Wednesday, June 17, 2015
Somewhere deep in the bowels of Boston on an inbound Green Line train over two decades ago l slaughtered a sacred cow. At the time I was a student at Gordon-Conwell Theological seminary but I was returning from a class at Boston College taught by the noted feminist theologian Rosemary Radford Ruether. Obviously, I was exploring beyond the prescribed boundaries of Evangelicalism. I had already been questioning the connection between conservative theology and conservative politics. Now I was staring down the sacred cow of inerrancy. I knew that the belief that the Bible is the inspired word of God, free from error was a foundational tenet of Evangelicalism. My doubts had been sending the sacred cow out to pasture but now was the time to cut the ties. I understood that my Evangelical beliefs had painted me into a corner. Believing that the Bible accurately recorded God's instructions to kill innocent women and children during the conquest of the Promised Land pushed me to an irreconcilable moral dilemma, forcing me to choose between a divine book and divine love. Accepting the idea that the Bible is a book of human rather than divine origin allowed me to continue in relationship with a loving God while accepting that the victors write the history, soetimes using the excuse "God made me do it."
For many Evangelicals today, the trigger issue that threatens to undo their view of scripture is homosexuality. There are wonderful resources providing scholarly interpretation of the handful of verses that touch on the topic, so I won’t cover that ground here. Rather, I want to reach out to Evangelicals worried that a change in their stance on homosexuality will necessarily mean a wholesale change in their understanding of scripture. For those who fear that the only option is the slippery slope slide away from rock solid doctrine that I took I have two things to say. One, it is definitely possible to hold the belief that homosexuality is not a sin while simultaneously believing that the Bible is inerrant. Two, the journey down the slippery slope is filled not only with fear but also with freedom. I’ll take the issues in reverse order.

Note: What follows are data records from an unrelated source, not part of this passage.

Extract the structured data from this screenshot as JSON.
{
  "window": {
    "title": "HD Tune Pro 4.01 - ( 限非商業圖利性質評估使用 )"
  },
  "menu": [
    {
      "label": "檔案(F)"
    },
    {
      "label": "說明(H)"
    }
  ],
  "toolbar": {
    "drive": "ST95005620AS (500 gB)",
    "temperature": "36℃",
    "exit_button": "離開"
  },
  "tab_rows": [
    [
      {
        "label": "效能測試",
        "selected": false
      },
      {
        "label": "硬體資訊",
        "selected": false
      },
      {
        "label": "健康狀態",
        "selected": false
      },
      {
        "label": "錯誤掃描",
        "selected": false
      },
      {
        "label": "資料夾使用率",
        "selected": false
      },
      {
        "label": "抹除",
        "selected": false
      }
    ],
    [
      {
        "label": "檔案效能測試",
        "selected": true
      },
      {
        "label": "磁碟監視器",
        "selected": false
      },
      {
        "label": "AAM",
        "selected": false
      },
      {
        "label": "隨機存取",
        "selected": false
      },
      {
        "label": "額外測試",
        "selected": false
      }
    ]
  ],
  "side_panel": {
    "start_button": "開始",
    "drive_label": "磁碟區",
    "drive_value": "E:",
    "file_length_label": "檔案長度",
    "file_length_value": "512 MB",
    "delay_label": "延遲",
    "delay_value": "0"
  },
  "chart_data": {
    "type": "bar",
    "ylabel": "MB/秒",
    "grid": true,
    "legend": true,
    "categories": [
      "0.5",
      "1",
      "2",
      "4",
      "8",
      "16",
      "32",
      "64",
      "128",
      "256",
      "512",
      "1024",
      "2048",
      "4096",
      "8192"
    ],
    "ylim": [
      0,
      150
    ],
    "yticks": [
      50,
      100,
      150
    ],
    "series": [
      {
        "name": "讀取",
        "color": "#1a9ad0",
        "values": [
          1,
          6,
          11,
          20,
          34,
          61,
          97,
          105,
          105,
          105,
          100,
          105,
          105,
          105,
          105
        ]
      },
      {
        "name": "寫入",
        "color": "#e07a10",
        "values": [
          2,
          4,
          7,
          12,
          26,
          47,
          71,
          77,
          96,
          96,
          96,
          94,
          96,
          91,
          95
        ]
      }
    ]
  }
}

I understand that to question one part is to question the whole. While I found liberation in embracing the path of questioning, I get it that every answer provides only temporary comfort since it also leads to new questions. Thus freedom from constrictive answers is also a loss of assurance. Those of us swimming in the deep end of free exploration find it easy to call out, "come on in, the water's fine," but what those standing on the shore really want to hear from us is that we are trained in lifesaving. Or more likely, they want their own personal lifesaver. For isn't that one of the best gifts from that branch of Christianity-"blessed assurance, Jesus is mine"? But what I want you on the shore to hear is that one gift from the deep end is the blessed assurance that we can never swim beyond the reach of the lifesaver because the power resides inside us. And when we feel weak thank God the power resides also in the other swimmers.
Those others are a big part of why I believe that it is possible to remain Evangelical while accepting and affirming the LGBT community. The recent revelation by Tony Campolo that he now believes that homosexuality is not a sin is living proof of this possibility. And I think I can tap into my own Evangelical roots well enough to make the case that the story of the vision that Peter has in Acts 10 supports that position. Peter is struggling with the idea of sharing the gospel with an “unclean” Gentile when he has the vision of being offered unclean animals to eat. He is naturally offended at the very thought of it but eventually understands that God’s word to him is that no animal made by God is unclean. Peter then draws the obvious conclusion that neither is any human unclean. Christians of all stripes have no problem understanding this story as part of a justification for no longer keeping kosher laws, so why should we not also understand that it means that homosexuality should no longer be considered an abomination? Granted, Peter meeting Cornelius pushed him out of his comfort zone. He had to abandon the assurance of old laws that Christ had fulfilled and/or abolished. It is normal to want to be surrounded by people who think (and even look) like you. Homogeneous culture does not have to lead to rejection of those who are different, but sadly it does regularly entail just that for the sake of maintaining the status quo. So if you are going to start walking the talk that the good news of salvation is meant for every person, you may need to take some initiative in finding your Cornelius. My advice to my Evangelical sisters and brothers is to take the risk of building accepting relationships with LGBT folks. You don’t need to be affirming from the start, though trust that God can show you the way there. Many people are already at this halfway point, stuck in a “love the sinner, hate the sin” dilemma. Keep listening, both to the quiet voice of God in you and the way that God speaks through this other beloved child. It will be uncomfortable to be sure. But if we are going to learn how to live as the one grand united yet amazingly diverse Body of Christ, we are going to have to spend a lot of time getting to know the Corneliuses who may be nothing like anyone we have ever met before. And thank God for that.